     As guest speakers Tom Skinner (black) and Pat Morley (white) shared about their deep friendship, most if not nearly all in the room lacked such relationships that transcended the color wall. Many there were convicted to seek change, sincerely address our state’s Achilles’ heel, and ask of the Lord what it might mean in Mississippi to love our neighbor as Christ admonished in His parable of the Good Samaritan. Intentions were noble, yet most were unsure where to begin.


     In God’s goodness and in His perfect time, someone suggested an age-old method, used when facing Goliath, the Red Sea, and a sealed tomb — PRAYER! Thus, several began to meet in a police precinct, complete with concrete floors, uncomfortable metal folding chairs, and cold donuts — simply to pray for one another.


A Mission Mississippi prayer gathering.


     Early each Tuesday morning, black and white met in this “neutral site” to seek God’s guidance and leading in bringing His body together under His cross, something that had not been done in our state’s history. We all knew that Mississippi, while statistically being the center of Christianity in our country’s Bible Belt, was known as a place of segregation and separation. At that police precinct, sins were confessed, fears addressed, and relationships formed as we prayed for one another.


     We soon saw we faced similar life challenges: aging parents and grandparents, wayward teenagers, sickness in our families, financial burdens. As we opened up to one another, we saw these were not black or white issues, but ones we mutually shared. As we prayed for each other, seemingly insurmountable racial barriers crumbled, replaced by Christ-centered concern for one another.


     After a year of praying together in that precinct on Capitol Street, we felt comfortable organizing prayer times in our respective churches.  Intentionally, we alternated each week between predominantly black and white churches. We began to invite fellow church members to join us for the prayer times, and introduced those church members to our newly found brothers and sisters from “across the railroad tracks.”


A 2004 Mission Mississippi prayer committee. Top row, from left: Elder James E. Turner, Sr., Raymond Barry, Neddie Winters, and Joel Weathersby. Bottom row, from left: Sheree Dukes, Willie Bell McQuirter, and an unknown participant.


     We branched out to more churches, then to communities across Mississippi. The goal for these gatherings was simple — praying with and for one another.  Now, 28 years later, Mission Mississippi prayer gatherings have grown in dozens of Mississippi communities and hundreds of churches, with thousands of prayer warriors joining to seek the Lord’s reconciling hand in our state.


     As we’ve seen racial strife boiling in other states this past year, Mississippi has navigated these troubling waters smoother than many. I believe God is hearing our prayers, sparing us from some of the pains in our past and the present divisions seen in sister states of late.

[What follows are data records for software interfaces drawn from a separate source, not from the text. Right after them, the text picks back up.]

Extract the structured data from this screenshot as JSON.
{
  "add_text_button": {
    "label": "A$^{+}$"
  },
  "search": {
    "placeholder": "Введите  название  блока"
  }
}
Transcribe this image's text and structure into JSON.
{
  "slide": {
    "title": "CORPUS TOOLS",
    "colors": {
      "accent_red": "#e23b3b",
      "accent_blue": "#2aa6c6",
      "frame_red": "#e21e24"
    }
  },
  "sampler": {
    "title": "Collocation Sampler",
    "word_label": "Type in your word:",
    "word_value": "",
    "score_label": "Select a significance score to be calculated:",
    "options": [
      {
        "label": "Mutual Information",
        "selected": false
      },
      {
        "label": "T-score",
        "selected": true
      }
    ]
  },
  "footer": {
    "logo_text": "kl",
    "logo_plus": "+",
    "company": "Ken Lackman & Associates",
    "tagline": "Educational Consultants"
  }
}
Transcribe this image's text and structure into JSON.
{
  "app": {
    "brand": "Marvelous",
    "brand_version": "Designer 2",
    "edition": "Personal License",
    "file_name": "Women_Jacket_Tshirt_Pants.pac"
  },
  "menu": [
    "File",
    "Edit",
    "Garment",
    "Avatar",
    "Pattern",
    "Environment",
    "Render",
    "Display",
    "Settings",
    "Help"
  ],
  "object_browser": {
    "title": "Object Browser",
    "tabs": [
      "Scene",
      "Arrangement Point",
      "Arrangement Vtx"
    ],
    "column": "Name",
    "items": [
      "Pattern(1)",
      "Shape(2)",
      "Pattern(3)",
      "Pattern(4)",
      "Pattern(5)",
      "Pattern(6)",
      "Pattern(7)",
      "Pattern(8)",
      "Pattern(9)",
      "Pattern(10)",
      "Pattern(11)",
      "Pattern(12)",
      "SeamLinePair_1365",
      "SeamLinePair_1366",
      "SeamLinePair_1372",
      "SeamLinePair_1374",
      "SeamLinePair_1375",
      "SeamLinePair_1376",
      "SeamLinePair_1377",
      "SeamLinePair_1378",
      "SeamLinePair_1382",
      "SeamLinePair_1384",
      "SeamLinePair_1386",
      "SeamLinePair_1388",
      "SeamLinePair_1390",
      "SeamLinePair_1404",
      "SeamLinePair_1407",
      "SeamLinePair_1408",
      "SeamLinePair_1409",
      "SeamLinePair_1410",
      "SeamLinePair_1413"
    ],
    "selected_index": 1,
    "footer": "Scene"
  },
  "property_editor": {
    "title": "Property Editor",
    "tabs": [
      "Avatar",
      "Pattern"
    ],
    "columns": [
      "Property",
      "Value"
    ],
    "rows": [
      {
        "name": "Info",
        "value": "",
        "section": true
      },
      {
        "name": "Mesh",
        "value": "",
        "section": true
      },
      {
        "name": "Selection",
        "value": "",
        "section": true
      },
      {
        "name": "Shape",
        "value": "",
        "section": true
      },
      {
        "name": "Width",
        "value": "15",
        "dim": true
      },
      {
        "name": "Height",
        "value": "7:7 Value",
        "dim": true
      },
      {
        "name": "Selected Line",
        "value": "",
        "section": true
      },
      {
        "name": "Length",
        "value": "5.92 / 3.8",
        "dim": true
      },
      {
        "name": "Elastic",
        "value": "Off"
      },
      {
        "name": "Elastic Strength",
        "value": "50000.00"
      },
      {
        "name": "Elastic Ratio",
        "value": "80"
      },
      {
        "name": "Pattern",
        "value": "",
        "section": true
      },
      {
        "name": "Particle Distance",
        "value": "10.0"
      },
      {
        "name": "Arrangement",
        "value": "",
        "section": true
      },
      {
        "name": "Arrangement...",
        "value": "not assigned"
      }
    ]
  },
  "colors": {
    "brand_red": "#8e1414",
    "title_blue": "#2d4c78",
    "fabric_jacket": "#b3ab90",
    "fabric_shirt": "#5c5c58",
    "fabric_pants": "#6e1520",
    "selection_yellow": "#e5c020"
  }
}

     In addition to bringing our people together through times of prayer, these gatherings have fostered incredible stories of eternal friendships. I count among my closest friends black and white brothers and sisters I first encountered at Mission Mississippi prayer times. We met there, prayed for one another, began to understand and trust one another, and built friendships we will take beyond this world. Through intentional prayer, we crossed over where once stood separating railroad tracks, while looking forward to crossing through gates of pearl into the presence of the Lord, who first brought us together at Mission Mississippi times of prayer.  


Lee Paris is the founding board chairman of Mission Mississippi. He is a graduate of The University of Mississippi and The University of Mississippi School of Law. Lee serves as business development officer for Wellspring & Associates of Atlanta, and chairman of the board of FCA – Ole Miss in Oxford. He and his wife, Lisa, have three children and four precious grandchildren.

Pro-Life Mississippi